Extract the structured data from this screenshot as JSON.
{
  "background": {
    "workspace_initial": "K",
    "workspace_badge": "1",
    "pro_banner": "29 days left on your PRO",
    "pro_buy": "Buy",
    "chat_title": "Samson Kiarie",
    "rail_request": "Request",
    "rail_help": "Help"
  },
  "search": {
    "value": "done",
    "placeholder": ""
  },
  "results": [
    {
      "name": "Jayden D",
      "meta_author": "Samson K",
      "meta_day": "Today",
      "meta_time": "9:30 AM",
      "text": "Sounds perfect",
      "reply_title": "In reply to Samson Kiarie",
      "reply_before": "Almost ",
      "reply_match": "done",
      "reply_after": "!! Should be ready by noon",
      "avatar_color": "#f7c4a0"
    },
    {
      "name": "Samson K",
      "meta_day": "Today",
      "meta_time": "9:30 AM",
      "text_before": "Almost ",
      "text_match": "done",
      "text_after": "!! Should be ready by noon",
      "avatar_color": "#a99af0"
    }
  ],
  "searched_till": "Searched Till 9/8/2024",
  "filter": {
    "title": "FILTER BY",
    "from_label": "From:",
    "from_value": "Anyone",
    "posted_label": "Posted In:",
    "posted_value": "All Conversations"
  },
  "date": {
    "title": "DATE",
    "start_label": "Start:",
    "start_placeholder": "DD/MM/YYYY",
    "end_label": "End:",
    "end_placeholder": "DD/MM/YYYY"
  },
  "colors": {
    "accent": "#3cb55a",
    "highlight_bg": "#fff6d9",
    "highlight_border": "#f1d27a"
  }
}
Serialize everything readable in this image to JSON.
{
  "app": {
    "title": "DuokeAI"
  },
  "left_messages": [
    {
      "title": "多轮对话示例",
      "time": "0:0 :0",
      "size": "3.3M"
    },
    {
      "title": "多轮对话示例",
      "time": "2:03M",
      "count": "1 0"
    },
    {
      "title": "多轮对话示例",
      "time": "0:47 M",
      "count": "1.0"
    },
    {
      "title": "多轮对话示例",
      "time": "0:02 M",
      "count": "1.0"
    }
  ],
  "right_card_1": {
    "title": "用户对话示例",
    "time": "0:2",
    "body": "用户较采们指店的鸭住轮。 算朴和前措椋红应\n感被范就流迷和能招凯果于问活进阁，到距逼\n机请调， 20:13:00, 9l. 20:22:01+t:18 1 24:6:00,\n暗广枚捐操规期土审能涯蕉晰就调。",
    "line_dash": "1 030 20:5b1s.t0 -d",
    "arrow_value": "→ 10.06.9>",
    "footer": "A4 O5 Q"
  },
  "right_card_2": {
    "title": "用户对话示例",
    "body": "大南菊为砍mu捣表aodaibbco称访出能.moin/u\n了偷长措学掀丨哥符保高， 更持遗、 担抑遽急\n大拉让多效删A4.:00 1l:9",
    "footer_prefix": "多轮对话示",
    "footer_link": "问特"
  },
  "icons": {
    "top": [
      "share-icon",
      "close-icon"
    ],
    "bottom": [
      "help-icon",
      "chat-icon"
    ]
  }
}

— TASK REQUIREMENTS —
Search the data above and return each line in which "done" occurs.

— COMPLETED EXERCISE —
    "value": "done",
      "reply_match": "done",
      "text_match": "done",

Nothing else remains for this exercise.